### EXERCISE PROMPT
Write out the entries below once more, exactly.

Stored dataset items
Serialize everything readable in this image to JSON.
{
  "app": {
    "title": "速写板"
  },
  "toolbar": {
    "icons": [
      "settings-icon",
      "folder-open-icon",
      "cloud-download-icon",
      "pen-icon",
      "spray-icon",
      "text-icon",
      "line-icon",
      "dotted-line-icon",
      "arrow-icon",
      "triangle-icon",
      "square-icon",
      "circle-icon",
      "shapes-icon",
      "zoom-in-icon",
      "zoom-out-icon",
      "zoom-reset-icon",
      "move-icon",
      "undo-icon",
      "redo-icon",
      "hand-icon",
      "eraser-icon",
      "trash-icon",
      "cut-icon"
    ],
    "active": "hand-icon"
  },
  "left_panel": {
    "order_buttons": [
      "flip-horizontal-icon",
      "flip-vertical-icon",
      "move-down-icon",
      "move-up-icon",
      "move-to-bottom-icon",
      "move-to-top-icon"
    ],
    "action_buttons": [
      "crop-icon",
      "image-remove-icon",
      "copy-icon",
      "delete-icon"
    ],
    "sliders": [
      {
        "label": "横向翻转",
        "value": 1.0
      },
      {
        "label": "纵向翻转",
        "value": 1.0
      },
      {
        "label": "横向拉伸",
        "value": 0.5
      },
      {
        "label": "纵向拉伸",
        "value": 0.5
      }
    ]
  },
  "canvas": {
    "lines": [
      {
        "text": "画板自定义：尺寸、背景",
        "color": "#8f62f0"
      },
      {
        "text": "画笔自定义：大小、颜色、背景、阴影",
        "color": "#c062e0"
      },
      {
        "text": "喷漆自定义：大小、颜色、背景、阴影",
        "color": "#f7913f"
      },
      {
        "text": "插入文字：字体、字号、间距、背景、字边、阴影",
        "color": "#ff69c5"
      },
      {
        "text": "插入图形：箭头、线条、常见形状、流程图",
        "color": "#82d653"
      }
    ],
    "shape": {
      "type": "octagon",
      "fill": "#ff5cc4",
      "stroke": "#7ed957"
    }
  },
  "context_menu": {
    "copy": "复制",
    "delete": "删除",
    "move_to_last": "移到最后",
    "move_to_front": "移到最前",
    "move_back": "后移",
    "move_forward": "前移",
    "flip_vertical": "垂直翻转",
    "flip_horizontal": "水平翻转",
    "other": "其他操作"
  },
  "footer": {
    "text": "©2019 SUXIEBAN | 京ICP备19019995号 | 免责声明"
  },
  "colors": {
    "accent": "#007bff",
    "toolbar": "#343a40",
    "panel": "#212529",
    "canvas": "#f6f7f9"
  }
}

### TASK RESPONSE
Serialize everything readable in this image to JSON.
{
  "app": {
    "title": "速写板"
  },
  "toolbar": {
    "icons": [
      "settings-icon",
      "folder-open-icon",
      "cloud-download-icon",
      "pen-icon",
      "spray-icon",
      "text-icon",
      "line-icon",
      "dotted-line-icon",
      "arrow-icon",
      "triangle-icon",
      "square-icon",
      "circle-icon",
      "shapes-icon",
      "zoom-in-icon",
      "zoom-out-icon",
      "zoom-reset-icon",
      "move-icon",
      "undo-icon",
      "redo-icon",
      "hand-icon",
      "eraser-icon",
      "trash-icon",
      "cut-icon"
    ],
    "active": "hand-icon"
  },
  "left_panel": {
    "order_buttons": [
      "flip-horizontal-icon",
      "flip-vertical-icon",
      "move-down-icon",
      "move-up-icon",
      "move-to-bottom-icon",
      "move-to-top-icon"
    ],
    "action_buttons": [
      "crop-icon",
      "image-remove-icon",
      "copy-icon",
      "delete-icon"
    ],
    "sliders": [
      {
        "label": "横向翻转",
        "value": 1.0
      },
      {
        "label": "纵向翻转",
        "value": 1.0
      },
      {
        "label": "横向拉伸",
        "value": 0.5
      },
      {
        "label": "纵向拉伸",
        "value": 0.5
      }
    ]
  },
  "canvas": {
    "lines": [
      {
        "text": "画板自定义：尺寸、背景",
        "color": "#8f62f0"
      },
      {
        "text": "画笔自定义：大小、颜色、背景、阴影",
        "color": "#c062e0"
      },
      {
        "text": "喷漆自定义：大小、颜色、背景、阴影",
        "color": "#f7913f"
      },
      {
        "text": "插入文字：字体、字号、间距、背景、字边、阴影",
        "color": "#ff69c5"
      },
      {
        "text": "插入图形：箭头、线条、常见形状、流程图",
        "color": "#82d653"
      }
    ],
    "shape": {
      "type": "octagon",
      "fill": "#ff5cc4",
      "stroke": "#7ed957"
    }
  },
  "context_menu": {
    "copy": "复制",
    "delete": "删除",
    "move_to_last": "移到最后",
    "move_to_front": "移到最前",
    "move_back": "后移",
    "move_forward": "前移",
    "flip_vertical": "垂直翻转",
    "flip_horizontal": "水平翻转",
    "other": "其他操作"
  },
  "footer": {
    "text": "©2019 SUXIEBAN | 京ICP备19019995号 | 免责声明"
  },
  "colors": {
    "accent": "#007bff",
    "toolbar": "#343a40",
    "panel": "#212529",
    "canvas": "#f6f7f9"
  }
}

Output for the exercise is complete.